|EP1134938A1||Aug 22, 2000||Sep 19, 2001||Nortel Networks Corporation||System, device and method for supporting a label switched path across a non-MPLS compliant segment|
|1||Bryant Editor Cisco Systems S: "Application of PWE3 to MPLS Transport Networks," IETF, standard-working draft, ETF, CH, Oct. 13, 2006, XP 015047504, accessed from the Internet at http://tools.ietf.org/id/draft-bryant-pwe3-mpls-transport-00.txt.|
|2||Bryant Editor Cisco Systems S:, "Application of PWE3 to MPLS Transport Networks", IETF Standard-Working-Draft, Internet Engineering Task Force, IETF, CH, Oct. 13, 2006, XP015047504.|
|3||International Search Resort for PCT/GB2008/000752, mailed Jun. 20, 2008.|

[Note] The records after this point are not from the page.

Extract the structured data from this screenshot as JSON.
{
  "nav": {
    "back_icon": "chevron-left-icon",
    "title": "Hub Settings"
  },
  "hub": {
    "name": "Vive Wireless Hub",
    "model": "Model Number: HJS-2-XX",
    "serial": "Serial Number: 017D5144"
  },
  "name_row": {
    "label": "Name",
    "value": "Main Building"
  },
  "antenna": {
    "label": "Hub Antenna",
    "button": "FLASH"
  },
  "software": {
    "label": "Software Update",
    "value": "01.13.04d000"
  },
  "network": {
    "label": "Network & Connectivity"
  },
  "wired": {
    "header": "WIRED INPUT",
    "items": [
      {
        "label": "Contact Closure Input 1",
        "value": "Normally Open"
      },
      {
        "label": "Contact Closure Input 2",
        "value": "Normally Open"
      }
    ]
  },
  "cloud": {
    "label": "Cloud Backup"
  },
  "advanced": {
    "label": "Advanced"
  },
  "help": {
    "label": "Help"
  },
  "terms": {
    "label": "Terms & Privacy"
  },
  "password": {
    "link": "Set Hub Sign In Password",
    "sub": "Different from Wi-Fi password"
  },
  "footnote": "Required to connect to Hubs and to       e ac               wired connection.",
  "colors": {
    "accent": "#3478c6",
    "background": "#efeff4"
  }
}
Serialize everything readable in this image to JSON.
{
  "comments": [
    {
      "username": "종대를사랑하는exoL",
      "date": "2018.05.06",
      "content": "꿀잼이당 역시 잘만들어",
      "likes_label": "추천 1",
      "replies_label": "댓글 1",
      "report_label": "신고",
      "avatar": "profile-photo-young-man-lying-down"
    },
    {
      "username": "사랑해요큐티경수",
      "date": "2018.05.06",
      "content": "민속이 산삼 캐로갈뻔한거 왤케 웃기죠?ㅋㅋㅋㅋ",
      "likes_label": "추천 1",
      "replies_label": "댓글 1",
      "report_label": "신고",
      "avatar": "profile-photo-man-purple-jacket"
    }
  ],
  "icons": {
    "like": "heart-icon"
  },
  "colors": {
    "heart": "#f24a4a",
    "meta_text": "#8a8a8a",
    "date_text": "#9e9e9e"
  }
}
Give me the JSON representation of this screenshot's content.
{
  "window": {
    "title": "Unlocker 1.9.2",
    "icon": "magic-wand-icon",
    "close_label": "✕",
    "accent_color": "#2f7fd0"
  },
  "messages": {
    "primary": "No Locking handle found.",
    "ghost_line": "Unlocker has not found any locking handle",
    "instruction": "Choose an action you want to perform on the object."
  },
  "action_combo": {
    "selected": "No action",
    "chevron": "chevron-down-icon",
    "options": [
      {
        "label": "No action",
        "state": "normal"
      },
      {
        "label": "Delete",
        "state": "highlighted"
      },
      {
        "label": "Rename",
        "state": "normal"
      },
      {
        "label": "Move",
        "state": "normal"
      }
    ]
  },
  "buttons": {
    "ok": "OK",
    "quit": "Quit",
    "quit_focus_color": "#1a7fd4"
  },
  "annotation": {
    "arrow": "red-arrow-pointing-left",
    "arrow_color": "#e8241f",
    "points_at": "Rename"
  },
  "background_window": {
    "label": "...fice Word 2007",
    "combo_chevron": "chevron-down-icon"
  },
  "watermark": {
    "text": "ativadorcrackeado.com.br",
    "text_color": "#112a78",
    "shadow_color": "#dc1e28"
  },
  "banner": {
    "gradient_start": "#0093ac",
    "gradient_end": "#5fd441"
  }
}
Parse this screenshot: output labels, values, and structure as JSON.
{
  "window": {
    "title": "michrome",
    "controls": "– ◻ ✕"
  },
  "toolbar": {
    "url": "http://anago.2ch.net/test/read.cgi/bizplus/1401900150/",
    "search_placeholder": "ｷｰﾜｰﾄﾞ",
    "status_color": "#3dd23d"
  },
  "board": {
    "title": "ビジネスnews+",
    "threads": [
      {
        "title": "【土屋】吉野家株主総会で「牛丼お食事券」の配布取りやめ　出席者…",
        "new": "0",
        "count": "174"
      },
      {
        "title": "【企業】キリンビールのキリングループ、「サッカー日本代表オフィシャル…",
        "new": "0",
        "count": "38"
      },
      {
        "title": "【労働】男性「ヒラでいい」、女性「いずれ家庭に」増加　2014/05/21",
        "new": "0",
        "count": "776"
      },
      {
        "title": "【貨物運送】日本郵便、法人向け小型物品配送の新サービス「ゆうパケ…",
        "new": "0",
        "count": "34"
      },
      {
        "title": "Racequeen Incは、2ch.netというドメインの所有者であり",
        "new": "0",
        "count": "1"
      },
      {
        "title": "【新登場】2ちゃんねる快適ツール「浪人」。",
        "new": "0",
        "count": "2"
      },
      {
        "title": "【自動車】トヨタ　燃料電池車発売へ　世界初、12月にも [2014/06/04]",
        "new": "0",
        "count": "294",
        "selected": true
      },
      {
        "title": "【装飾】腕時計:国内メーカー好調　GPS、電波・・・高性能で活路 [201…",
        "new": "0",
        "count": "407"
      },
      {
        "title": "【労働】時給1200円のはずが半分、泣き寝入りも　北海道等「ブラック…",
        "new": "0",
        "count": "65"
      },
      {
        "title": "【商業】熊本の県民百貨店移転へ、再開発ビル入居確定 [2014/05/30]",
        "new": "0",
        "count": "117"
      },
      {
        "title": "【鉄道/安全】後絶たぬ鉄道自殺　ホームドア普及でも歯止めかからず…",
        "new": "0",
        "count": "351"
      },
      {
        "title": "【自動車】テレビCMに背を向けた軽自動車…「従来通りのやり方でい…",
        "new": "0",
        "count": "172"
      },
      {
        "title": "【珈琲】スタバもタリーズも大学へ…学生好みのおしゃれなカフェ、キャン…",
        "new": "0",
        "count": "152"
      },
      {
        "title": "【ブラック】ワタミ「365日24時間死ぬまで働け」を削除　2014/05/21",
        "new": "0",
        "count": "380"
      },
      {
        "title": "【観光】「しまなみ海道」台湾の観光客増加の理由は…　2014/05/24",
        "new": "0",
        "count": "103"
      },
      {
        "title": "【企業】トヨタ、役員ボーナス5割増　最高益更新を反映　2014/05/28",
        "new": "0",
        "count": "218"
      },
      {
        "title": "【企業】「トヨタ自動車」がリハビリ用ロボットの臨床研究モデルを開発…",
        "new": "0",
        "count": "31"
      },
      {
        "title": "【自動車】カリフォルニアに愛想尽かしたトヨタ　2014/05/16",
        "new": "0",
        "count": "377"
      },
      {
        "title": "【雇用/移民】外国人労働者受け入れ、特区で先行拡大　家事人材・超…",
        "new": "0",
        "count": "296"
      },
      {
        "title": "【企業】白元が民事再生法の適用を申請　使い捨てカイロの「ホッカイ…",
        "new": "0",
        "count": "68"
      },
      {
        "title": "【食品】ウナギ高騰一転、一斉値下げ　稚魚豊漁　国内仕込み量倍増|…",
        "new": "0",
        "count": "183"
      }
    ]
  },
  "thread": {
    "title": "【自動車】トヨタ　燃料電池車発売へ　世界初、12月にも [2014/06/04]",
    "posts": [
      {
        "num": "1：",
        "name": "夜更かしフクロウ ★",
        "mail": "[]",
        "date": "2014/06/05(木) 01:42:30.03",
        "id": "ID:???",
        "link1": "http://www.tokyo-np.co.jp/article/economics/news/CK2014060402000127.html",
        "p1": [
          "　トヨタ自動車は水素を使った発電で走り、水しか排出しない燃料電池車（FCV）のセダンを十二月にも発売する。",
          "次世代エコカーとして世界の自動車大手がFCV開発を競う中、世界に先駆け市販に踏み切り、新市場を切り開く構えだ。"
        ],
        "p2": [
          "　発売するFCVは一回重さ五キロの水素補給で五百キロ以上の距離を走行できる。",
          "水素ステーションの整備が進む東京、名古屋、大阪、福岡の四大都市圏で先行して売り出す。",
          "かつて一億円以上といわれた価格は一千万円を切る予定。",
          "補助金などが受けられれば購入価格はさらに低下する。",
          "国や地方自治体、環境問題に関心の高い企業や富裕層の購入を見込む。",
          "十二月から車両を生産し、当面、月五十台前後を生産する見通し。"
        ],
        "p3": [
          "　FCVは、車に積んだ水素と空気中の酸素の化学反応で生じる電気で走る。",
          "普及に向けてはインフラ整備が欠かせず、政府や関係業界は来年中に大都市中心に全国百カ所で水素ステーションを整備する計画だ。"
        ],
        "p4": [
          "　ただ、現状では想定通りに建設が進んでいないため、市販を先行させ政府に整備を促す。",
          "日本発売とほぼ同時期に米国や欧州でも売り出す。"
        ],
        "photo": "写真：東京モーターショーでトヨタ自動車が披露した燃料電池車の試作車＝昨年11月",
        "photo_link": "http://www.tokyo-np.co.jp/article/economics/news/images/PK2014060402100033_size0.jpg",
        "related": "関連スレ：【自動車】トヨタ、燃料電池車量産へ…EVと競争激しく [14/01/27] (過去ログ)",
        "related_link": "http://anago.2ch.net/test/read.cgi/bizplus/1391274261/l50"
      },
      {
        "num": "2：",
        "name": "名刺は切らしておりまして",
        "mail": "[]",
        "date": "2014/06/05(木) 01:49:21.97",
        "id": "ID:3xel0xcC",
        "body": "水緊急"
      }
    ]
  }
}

|4||Rosen et al., "MPLS Stack Encoding," RFC 3032, accessed from the Internet at http://www.faqs.org/ftp/rfc/pdf/rfc3032.txt.pdf.|
|5||Rosen et al., "Multiprotocol Label Switching Architecture," accessed from the Internet at www.ietf.org/rfc/rfc3031.txt.|
|Citing Patent||Filing date||Publication date||Applicant||Title|
|US8804736 *||Sep 23, 2011||Aug 12, 2014||Juniper Networks, Inc.||Network tunneling using a label stack delimiter|
|US9118537 *||Oct 24, 2011||Aug 25, 2015||Fujitsu Limited||Reception apparatus, communication apparatus, transmission apparatus, receiving method, and transmitting method|
|US20110058558 *||Sep 8, 2010||Mar 10, 2011||Electronics And Telecommunications Research Institute||Network control device and network control method|
|US20120099456 *||Oct 24, 2011||Apr 26, 2012||Fujitsu Limited||Reception apparatus, communication apparatus, transmission apparatus, receiving method, and transmitting method|
|US20160308761 *||Apr 17, 2015||Oct 20, 2016||Dell Products L.P.||System and method for increasing the multiprotocol label switching stack|
|U.S. Classification||370/392, 370/401, 370/466|
|Cooperative Classification||H04L12/4633, H04L45/00, H04L45/50|
|European Classification||H04L12/46E, H04L45/50, H04L45/00|
|Sep 14, 2009||AS||Assignment|
Owner name: BRITISH TELECOMMUNICATIONS PUBLIC LIMITED COMPANY,
Free format text: ASSIGNMENT OF ASSIGNORS INTEREST;ASSIGNORS:MCGUIRE, ALAN;HARRISON, NEIL;SIGNING DATES FROM 20090825TO 20090829;REEL/FRAME:023226/0373
|Sep 8, 2015||FPAY||Fee payment|
Year of fee payment: 4